September has brought us the newest release by German doom/ambient band Kodiak, a collaboration with guitarist N titled RN|XE. Kodiak emerged in 2008 with an impressive self-titled album showing the group’s ability to frame slow, grinding compositions with more subdued atmospheric guitar and percussion.
RN|XE is made up of two songs appropriately named “RN” and “XE.” The first track offers a lengthy intro involving droning guitars and eventually light percussion and bass. It sets the stage for the compositions, showing how the two guitars work as a unit while the bass and drums usually follow another pattern or feel. “RN” builds up extremely well, showing how the group’s sound can morph from calming ambiance to powerful dissonant peaks. When the group finally reacts to the anticipatory opening of the song, it’s a crushing awakening as all four members explode with a dark march toward the peak of the song. As “RN” ends, dissonance gives way to excellent effect-ridden guitar and bass work.
“XE” has a somewhat different approach, opting to begin with the full band playing while the guitars subtly react and mirror each other as the song carries on. These riffs evolve and retreat until a lone guitar begins quite an ambitious build up to the end of the song. The first guitar repeats itself as the remaining guitar, bass and drums work toward a parallel peak filled with dissonant energy. The last few minutes of the album are filled with forceful blasts of sound, but eventually fade to electronics and echoes of delayed guitar.
As for song structure and originality, this album is right on. However, there are parts where the guitarists seem to be hesitant to get to the next part.
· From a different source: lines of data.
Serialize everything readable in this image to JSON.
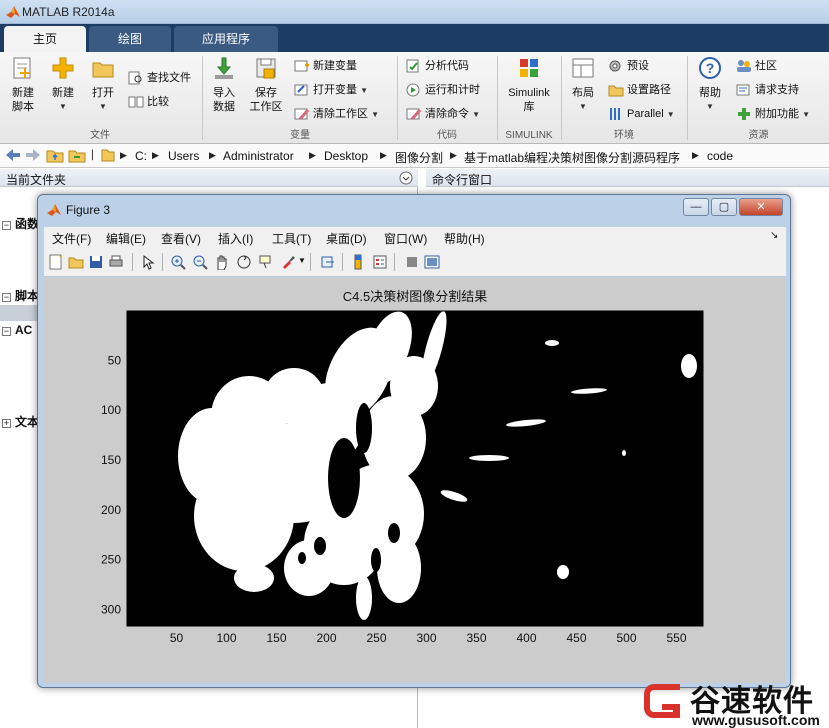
{
  "window": {
    "title": "MATLAB R2014a"
  },
  "ribbon": {
    "tabs": [
      {
        "label": "主页"
      },
      {
        "label": "绘图"
      },
      {
        "label": "应用程序"
      }
    ],
    "groups": [
      {
        "label": "文件"
      },
      {
        "label": "变量"
      },
      {
        "label": "代码"
      },
      {
        "label": "SIMULINK"
      },
      {
        "label": "环境"
      },
      {
        "label": "资源"
      }
    ],
    "file": {
      "new_script_1": "新建",
      "new_script_2": "脚本",
      "new": "新建",
      "open": "打开",
      "find_files": "查找文件",
      "compare": "比较"
    },
    "variable": {
      "import_1": "导入",
      "import_2": "数据",
      "save_1": "保存",
      "save_2": "工作区",
      "new_var": "新建变量",
      "open_var": "打开变量",
      "clear_ws": "清除工作区"
    },
    "code": {
      "analyze": "分析代码",
      "run_time": "运行和计时",
      "clear_cmd": "清除命令"
    },
    "simulink": {
      "lib_1": "Simulink",
      "lib_2": "库"
    },
    "env": {
      "layout": "布局",
      "prefs": "预设",
      "set_path": "设置路径",
      "parallel": "Parallel"
    },
    "resources": {
      "help": "帮助",
      "community": "社区",
      "support": "请求支持",
      "addons": "附加功能"
    }
  },
  "address": {
    "crumbs": [
      "C:",
      "Users",
      "Administrator",
      "Desktop",
      "图像分割",
      "基于matlab编程决策树图像分割源码程序",
      "code"
    ]
  },
  "left_panel": {
    "title": "当前文件夹",
    "sections": [
      {
        "label": "函数"
      },
      {
        "label": "脚本"
      },
      {
        "label": "AC"
      },
      {
        "label": "文本"
      }
    ]
  },
  "right_panel": {
    "title": "命令行窗口"
  },
  "figure": {
    "title": "Figure 3",
    "menu": [
      "文件(F)",
      "编辑(E)",
      "查看(V)",
      "插入(I)",
      "工具(T)",
      "桌面(D)",
      "窗口(W)",
      "帮助(H)"
    ],
    "plot_title": "C4.5决策树图像分割结果"
  },
  "chart_data": {
    "type": "heatmap",
    "title": "C4.5决策树图像分割结果",
    "xlabel": "",
    "ylabel": "",
    "xlim": [
      0.5,
      576.5
    ],
    "ylim": [
      0.5,
      316.5
    ],
    "x_ticks": [
      50,
      100,
      150,
      200,
      250,
      300,
      350,
      400,
      450,
      500,
      550
    ],
    "y_ticks": [
      50,
      100,
      150,
      200,
      250,
      300
    ],
    "y_reversed": true,
    "colormap": [
      "#000000",
      "#ffffff"
    ],
    "grid": false
  },
  "watermark": {
    "name": "谷速软件",
    "url": "www.gususoft.com"
  }
}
When the bass and drums are going, it sometimes feels as if the guitars are content to play the same parts over and over with minimal changes rather than subtly progressing and changing during the quieter sections of the album. Another concern is the drums, which are a great display during the later parts of “XE” but never truly sound as put together or experimental as the other instruments.
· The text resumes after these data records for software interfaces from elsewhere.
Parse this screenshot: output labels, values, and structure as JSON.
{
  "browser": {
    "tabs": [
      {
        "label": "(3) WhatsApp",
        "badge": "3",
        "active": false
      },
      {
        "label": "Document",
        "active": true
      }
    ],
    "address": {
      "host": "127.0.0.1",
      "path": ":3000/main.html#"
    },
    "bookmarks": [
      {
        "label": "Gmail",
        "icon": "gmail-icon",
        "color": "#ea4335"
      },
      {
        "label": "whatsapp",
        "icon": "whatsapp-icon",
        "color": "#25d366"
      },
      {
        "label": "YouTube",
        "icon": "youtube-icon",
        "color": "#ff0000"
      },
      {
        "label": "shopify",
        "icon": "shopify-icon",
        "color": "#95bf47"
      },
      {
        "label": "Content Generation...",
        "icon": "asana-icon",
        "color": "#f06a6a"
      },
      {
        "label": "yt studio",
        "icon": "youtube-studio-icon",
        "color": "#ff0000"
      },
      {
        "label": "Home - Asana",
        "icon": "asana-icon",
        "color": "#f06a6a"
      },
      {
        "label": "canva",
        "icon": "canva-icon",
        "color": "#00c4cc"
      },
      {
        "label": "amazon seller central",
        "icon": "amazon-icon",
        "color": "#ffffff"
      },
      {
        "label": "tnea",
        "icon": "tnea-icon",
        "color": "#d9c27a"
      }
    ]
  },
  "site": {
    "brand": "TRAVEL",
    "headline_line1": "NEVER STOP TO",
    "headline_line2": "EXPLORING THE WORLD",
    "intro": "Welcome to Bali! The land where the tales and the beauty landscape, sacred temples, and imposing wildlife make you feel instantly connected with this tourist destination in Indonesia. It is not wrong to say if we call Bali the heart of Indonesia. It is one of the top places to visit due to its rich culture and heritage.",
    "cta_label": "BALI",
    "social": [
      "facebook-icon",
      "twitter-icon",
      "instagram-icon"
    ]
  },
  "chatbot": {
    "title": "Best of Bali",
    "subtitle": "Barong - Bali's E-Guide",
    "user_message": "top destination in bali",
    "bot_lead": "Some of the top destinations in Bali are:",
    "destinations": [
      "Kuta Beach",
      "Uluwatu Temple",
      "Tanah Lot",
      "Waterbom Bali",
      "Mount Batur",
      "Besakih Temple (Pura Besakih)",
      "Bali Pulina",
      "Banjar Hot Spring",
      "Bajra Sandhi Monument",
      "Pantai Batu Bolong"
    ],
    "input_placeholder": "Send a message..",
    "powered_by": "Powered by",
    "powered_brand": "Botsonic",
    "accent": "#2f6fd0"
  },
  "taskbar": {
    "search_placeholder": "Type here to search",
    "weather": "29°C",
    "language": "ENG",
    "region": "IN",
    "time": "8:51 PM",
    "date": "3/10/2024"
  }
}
Kodiak and N really shine in the ambient passages of the album, showing an ability to create landscapes of sound beyond the ability of most other full bands playing drone and doom metal. The first half of “RN” is quite beautiful and a fitting progression into their despair-filled dirges later on. On both songs there are moments where certain notes seem to hang in the air for an eternity until the song continues on with a new part or instrument. That being said, this album is worth a listen if you have patience for long compositions or like ethereal, chilling atmospherics.